■ **AIM OF THE TASK**: The required answer is an exact copy of every entry underneath.

■ **DATA IN THIS EXERCISE**:
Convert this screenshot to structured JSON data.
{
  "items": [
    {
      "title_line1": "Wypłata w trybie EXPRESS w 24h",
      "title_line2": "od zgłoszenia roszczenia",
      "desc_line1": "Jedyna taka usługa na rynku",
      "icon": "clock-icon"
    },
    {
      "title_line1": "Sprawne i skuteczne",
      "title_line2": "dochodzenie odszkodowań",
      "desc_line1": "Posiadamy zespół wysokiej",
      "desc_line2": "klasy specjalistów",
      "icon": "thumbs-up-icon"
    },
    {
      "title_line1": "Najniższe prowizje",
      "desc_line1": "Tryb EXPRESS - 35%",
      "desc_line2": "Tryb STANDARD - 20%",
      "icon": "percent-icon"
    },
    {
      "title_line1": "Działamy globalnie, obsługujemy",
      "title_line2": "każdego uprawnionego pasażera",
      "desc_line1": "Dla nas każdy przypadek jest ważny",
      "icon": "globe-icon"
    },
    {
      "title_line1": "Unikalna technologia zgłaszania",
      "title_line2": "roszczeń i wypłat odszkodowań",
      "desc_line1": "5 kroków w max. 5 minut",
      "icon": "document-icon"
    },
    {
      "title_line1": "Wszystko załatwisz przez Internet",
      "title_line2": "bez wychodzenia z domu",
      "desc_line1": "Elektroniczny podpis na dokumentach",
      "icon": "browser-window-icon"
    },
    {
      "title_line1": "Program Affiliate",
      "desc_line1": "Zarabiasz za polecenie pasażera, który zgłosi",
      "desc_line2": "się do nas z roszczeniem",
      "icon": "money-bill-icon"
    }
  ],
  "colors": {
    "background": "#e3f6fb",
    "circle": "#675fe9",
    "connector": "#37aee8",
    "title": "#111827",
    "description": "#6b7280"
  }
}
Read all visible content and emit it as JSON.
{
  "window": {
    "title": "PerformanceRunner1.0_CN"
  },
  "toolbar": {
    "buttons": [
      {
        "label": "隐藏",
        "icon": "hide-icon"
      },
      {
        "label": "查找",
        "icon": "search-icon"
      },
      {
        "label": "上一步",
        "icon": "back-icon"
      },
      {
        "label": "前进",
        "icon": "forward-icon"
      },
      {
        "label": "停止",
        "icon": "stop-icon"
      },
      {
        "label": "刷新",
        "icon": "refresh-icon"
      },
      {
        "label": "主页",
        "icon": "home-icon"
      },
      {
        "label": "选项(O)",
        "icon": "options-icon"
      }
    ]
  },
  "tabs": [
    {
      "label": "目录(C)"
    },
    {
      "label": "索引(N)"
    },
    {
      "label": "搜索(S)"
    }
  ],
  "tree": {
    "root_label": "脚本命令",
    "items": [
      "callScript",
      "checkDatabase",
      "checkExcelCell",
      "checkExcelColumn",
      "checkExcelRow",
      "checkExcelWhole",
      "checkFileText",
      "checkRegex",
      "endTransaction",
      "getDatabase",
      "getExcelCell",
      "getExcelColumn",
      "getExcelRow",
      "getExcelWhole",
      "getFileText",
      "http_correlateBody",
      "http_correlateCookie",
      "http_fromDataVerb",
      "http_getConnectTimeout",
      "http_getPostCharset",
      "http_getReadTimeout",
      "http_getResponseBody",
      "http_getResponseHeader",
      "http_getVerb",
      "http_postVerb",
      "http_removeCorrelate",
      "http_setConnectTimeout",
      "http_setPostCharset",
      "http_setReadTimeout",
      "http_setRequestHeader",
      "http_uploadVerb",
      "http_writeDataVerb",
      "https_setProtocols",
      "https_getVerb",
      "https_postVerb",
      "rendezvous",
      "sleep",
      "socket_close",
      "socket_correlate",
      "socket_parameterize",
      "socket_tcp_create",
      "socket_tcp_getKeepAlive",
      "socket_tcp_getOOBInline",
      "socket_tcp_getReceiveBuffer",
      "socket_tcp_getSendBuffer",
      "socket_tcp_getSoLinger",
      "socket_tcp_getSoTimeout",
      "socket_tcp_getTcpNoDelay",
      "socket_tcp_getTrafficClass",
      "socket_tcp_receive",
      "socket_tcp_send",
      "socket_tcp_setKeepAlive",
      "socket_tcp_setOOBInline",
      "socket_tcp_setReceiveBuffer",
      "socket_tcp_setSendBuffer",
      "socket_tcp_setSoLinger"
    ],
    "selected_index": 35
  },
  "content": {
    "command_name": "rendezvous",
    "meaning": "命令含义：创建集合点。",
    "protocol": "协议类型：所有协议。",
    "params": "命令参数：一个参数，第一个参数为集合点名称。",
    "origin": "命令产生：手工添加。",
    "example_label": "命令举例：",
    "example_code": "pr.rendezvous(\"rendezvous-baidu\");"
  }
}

■ **PROBLEM SOLUTION**:
Convert this screenshot to structured JSON data.
{
  "items": [
    {
      "title_line1": "Wypłata w trybie EXPRESS w 24h",
      "title_line2": "od zgłoszenia roszczenia",
      "desc_line1": "Jedyna taka usługa na rynku",
      "icon": "clock-icon"
    },
    {
      "title_line1": "Sprawne i skuteczne",
      "title_line2": "dochodzenie odszkodowań",
      "desc_line1": "Posiadamy zespół wysokiej",
      "desc_line2": "klasy specjalistów",
      "icon": "thumbs-up-icon"
    },
    {
      "title_line1": "Najniższe prowizje",
      "desc_line1": "Tryb EXPRESS - 35%",
      "desc_line2": "Tryb STANDARD - 20%",
      "icon": "percent-icon"
    },
    {
      "title_line1": "Działamy globalnie, obsługujemy",
      "title_line2": "każdego uprawnionego pasażera",
      "desc_line1": "Dla nas każdy przypadek jest ważny",
      "icon": "globe-icon"
    },
    {
      "title_line1": "Unikalna technologia zgłaszania",
      "title_line2": "roszczeń i wypłat odszkodowań",
      "desc_line1": "5 kroków w max. 5 minut",
      "icon": "document-icon"
    },
    {
      "title_line1": "Wszystko załatwisz przez Internet",
      "title_line2": "bez wychodzenia z domu",
      "desc_line1": "Elektroniczny podpis na dokumentach",
      "icon": "browser-window-icon"
    },
    {
      "title_line1": "Program Affiliate",
      "desc_line1": "Zarabiasz za polecenie pasażera, który zgłosi",
      "desc_line2": "się do nas z roszczeniem",
      "icon": "money-bill-icon"
    }
  ],
  "colors": {
    "background": "#e3f6fb",
    "circle": "#675fe9",
    "connector": "#37aee8",
    "title": "#111827",
    "description": "#6b7280"
  }
}
Read all visible content and emit it as JSON.
{
  "window": {
    "title": "PerformanceRunner1.0_CN"
  },
  "toolbar": {
    "buttons": [
      {
        "label": "隐藏",
        "icon": "hide-icon"
      },
      {
        "label": "查找",
        "icon": "search-icon"
      },
      {
        "label": "上一步",
        "icon": "back-icon"
      },
      {
        "label": "前进",
        "icon": "forward-icon"
      },
      {
        "label": "停止",
        "icon": "stop-icon"
      },
      {
        "label": "刷新",
        "icon": "refresh-icon"
      },
      {
        "label": "主页",
        "icon": "home-icon"
      },
      {
        "label": "选项(O)",
        "icon": "options-icon"
      }
    ]
  },
  "tabs": [
    {
      "label": "目录(C)"
    },
    {
      "label": "索引(N)"
    },
    {
      "label": "搜索(S)"
    }
  ],
  "tree": {
    "root_label": "脚本命令",
    "items": [
      "callScript",
      "checkDatabase",
      "checkExcelCell",
      "checkExcelColumn",
      "checkExcelRow",
      "checkExcelWhole",
      "checkFileText",
      "checkRegex",
      "endTransaction",
      "getDatabase",
      "getExcelCell",
      "getExcelColumn",
      "getExcelRow",
      "getExcelWhole",
      "getFileText",
      "http_correlateBody",
      "http_correlateCookie",
      "http_fromDataVerb",
      "http_getConnectTimeout",
      "http_getPostCharset",
      "http_getReadTimeout",
      "http_getResponseBody",
      "http_getResponseHeader",
      "http_getVerb",
      "http_postVerb",
      "http_removeCorrelate",
      "http_setConnectTimeout",
      "http_setPostCharset",
      "http_setReadTimeout",
      "http_setRequestHeader",
      "http_uploadVerb",
      "http_writeDataVerb",
      "https_setProtocols",
      "https_getVerb",
      "https_postVerb",
      "rendezvous",
      "sleep",
      "socket_close",
      "socket_correlate",
      "socket_parameterize",
      "socket_tcp_create",
      "socket_tcp_getKeepAlive",
      "socket_tcp_getOOBInline",
      "socket_tcp_getReceiveBuffer",
      "socket_tcp_getSendBuffer",
      "socket_tcp_getSoLinger",
      "socket_tcp_getSoTimeout",
      "socket_tcp_getTcpNoDelay",
      "socket_tcp_getTrafficClass",
      "socket_tcp_receive",
      "socket_tcp_send",
      "socket_tcp_setKeepAlive",
      "socket_tcp_setOOBInline",
      "socket_tcp_setReceiveBuffer",
      "socket_tcp_setSendBuffer",
      "socket_tcp_setSoLinger"
    ],
    "selected_index": 35
  },
  "content": {
    "command_name": "rendezvous",
    "meaning": "命令含义：创建集合点。",
    "protocol": "协议类型：所有协议。",
    "params": "命令参数：一个参数，第一个参数为集合点名称。",
    "origin": "命令产生：手工添加。",
    "example_label": "命令举例：",
    "example_code": "pr.rendezvous(\"rendezvous-baidu\");"
  }
}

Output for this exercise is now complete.